Maitland Mackie, of ice-cream and crisps fame, is always thought-provoking. His most recent effort came at Strathclyde University, where he was one of the speakers talking about how to run a successful family business.
That’s something he knows a lot about, Mackie’s having moved in two decades from being simply an Aberdeenshire dairy and arable farm to one of Britain’s most successful ice-cream makers, more recently in conjunction with Taypack, a successful crisp-maker, and now close to moving into chocolate-bar production, while remaining resolutely family-run.
There are family farming businesses in the Borders and elsewhere who don’t necessarily need advice from Maitland or anyone else.
But there are others struggling with the problems of when one generation should hand over to the next, who gets what in a family changeover, or where the oldest member simply won’t quit, who would find it worth their while to study his speech.
Maitland, now 76, but looking, and thinking, younger, said the first rule for handing over is “Don’t meddle.”
He said: “When I was pulling out I discovered that the less I did, the better the business did. Very humbling.”
Essentially, he said, there are two main concerns for a family business – innovation and how it is run and how it is passed on. He is the third Maitland Mackie in a business that started in 1912.
His son Maitland (Mac) and two of his daughters are now in charge, and plans have already been made on how grand-children will be brought into the business.
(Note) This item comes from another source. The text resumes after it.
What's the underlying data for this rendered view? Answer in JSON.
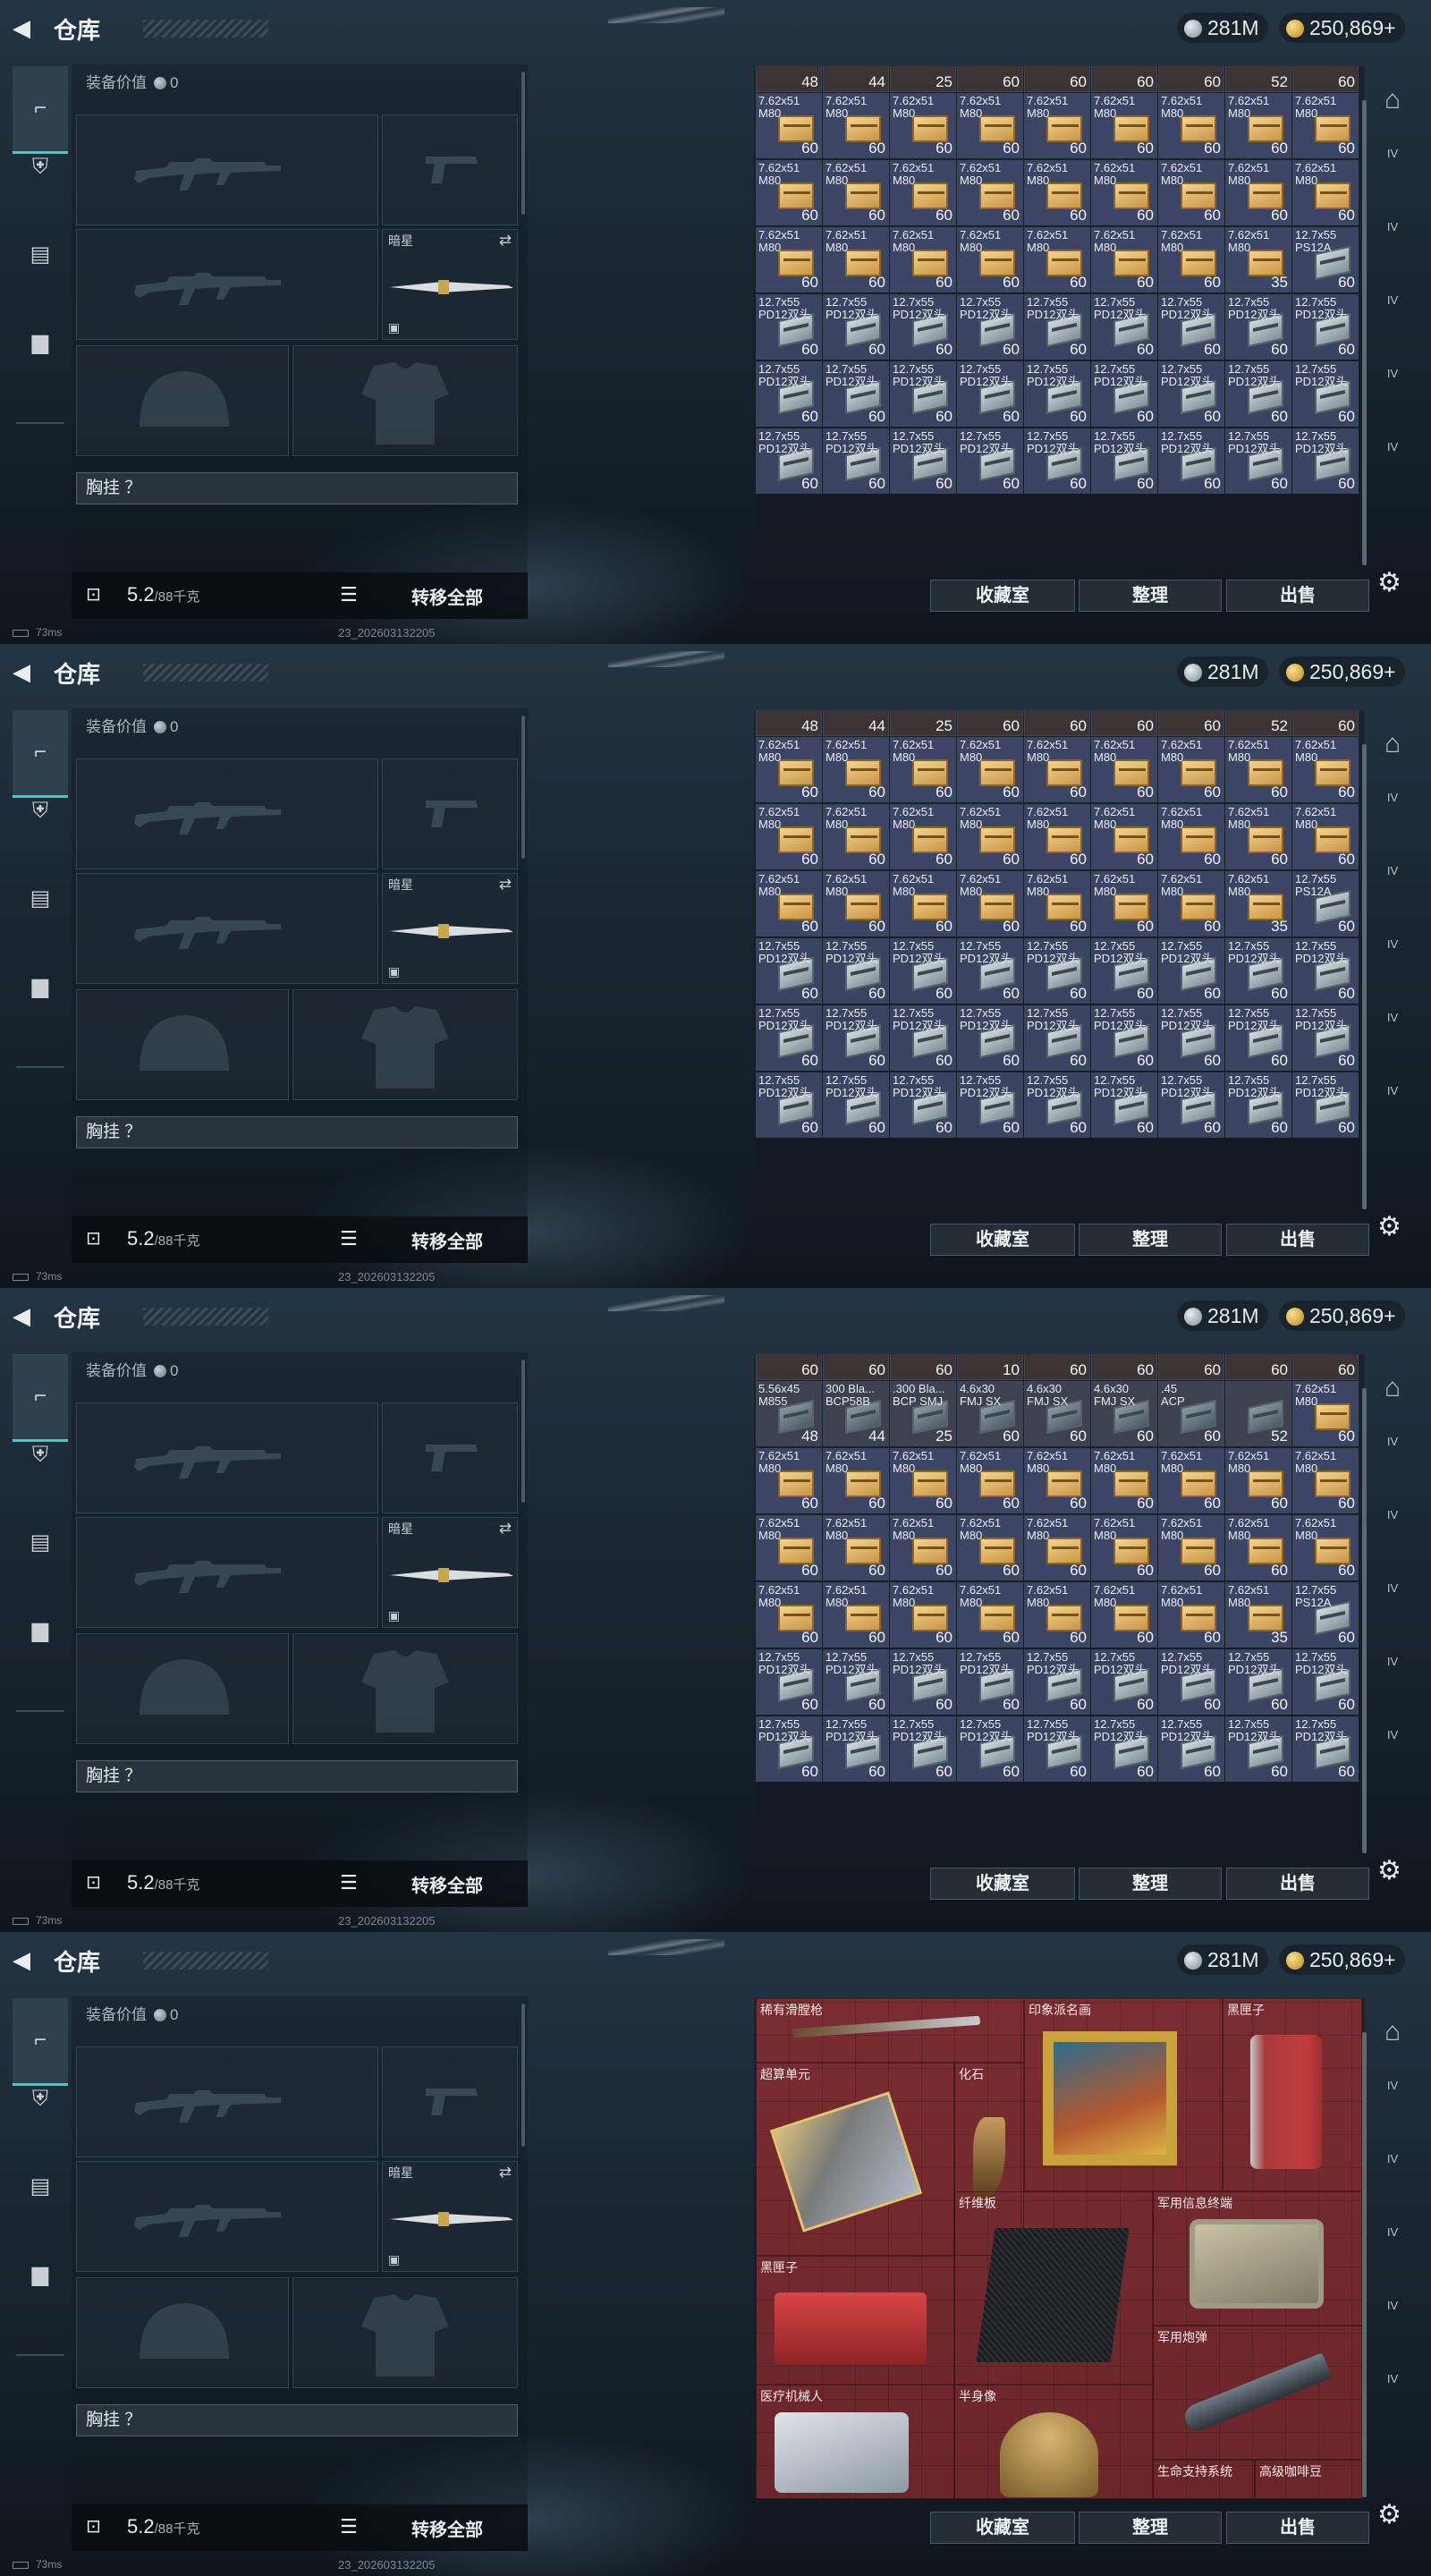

Much of this integration and forward planning, said Maitland, began in the 1990s when the family moved on from a “dae fit yer telt” (do what you’re told) approach to involving everyone in decision-making and consultation with regular family councils.
On many family farms the same process is followed less formally. Talk round the breakfast, dinner and supper table, or any other time, is about what’s happening on the farm, what should be happening, what could be changed and let’s do it.
But on others, “dae fit yer telt” and not having a say in the present or the future will sound familiar. The old theory used to be old clothes to old clothes in three generations – the first established a business, the second generation worked hard and expanded it, the third squandered their inheritance.
There are many examples in Borders farming and rural business of that not being true, each generation taking the business onward and upward. The sheer scale of some farming operations now is proof of that. But we can all think of examples near us where the old three-generation theory was proved correct, sometimes spectacularly.
Harvest has been stop-start in the past 10 days, but as always now when the big combines move they move fast to cover big areas, as do the follow-up balers, ploughs and/or cultivators and seed drills. The result is that the look of the countryside can change rapidly from a lot of fields on the cusp of being cut to a patchwork of stubble, ploughing, just-drilled and fields already greening over with next year’s potential harvest.